### TASK
Pick each line that has "Internet" out of the records.

### LISTED ENTRIES
=== Begin Enclosure ===

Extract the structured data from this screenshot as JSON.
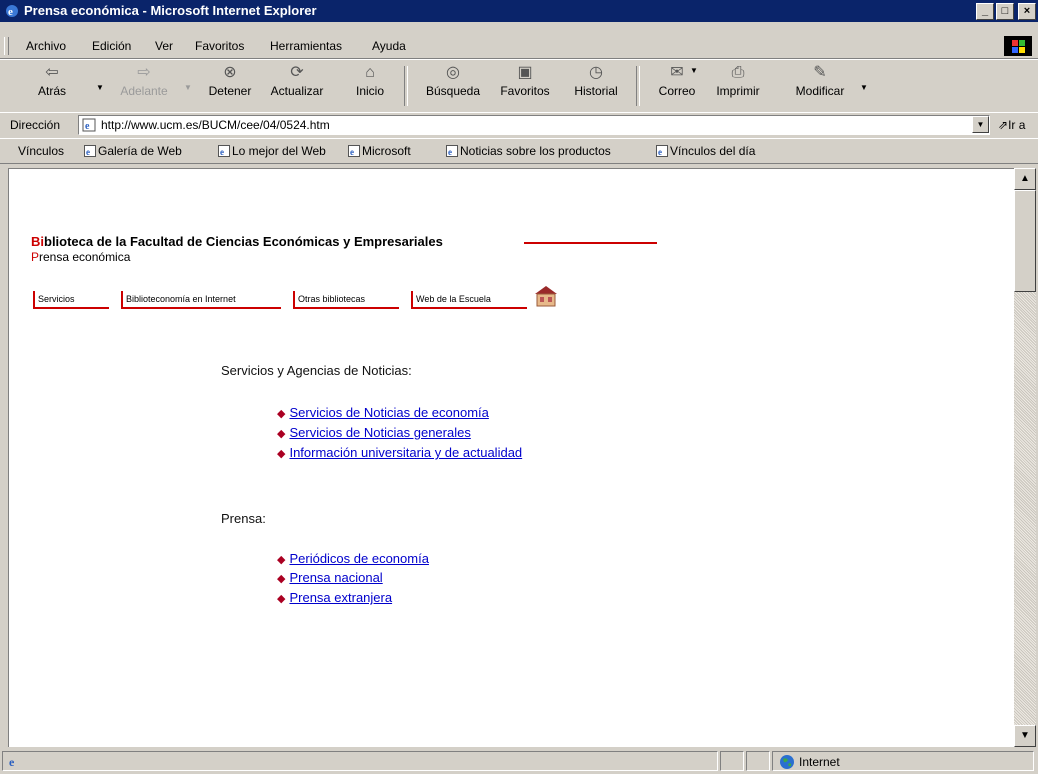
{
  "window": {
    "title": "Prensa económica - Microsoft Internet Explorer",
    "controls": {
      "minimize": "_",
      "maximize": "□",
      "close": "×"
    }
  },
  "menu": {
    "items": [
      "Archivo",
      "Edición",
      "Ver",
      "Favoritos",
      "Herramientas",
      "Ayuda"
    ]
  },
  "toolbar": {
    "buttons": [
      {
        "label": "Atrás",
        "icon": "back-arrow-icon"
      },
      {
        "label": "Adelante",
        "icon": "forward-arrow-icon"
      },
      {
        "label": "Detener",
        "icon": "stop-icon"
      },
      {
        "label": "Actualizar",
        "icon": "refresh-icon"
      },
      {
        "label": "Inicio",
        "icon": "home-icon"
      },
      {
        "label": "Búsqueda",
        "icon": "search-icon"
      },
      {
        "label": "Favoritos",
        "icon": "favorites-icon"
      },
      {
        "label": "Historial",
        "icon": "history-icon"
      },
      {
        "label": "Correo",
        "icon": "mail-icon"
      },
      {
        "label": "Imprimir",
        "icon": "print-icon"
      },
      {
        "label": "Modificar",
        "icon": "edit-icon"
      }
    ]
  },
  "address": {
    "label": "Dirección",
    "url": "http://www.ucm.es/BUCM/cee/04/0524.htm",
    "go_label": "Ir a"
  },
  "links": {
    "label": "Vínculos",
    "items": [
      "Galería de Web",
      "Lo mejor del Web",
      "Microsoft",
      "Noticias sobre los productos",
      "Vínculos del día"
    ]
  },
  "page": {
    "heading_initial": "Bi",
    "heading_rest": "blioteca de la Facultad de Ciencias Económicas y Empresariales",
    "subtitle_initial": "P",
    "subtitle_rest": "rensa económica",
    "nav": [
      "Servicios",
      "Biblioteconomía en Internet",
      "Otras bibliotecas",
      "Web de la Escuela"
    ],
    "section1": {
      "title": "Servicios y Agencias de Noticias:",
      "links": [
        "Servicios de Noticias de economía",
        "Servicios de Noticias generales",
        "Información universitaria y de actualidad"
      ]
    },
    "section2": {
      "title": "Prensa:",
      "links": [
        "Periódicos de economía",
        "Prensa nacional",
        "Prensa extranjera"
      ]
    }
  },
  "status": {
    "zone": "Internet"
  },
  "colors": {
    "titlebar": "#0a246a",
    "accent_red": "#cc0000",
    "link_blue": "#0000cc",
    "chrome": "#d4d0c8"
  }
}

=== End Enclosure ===

### EXERCISE ANSWER
    "title": "Prensa económica - Microsoft Internet Explorer",
      "Biblioteconomía en Internet",
    "zone": "Internet"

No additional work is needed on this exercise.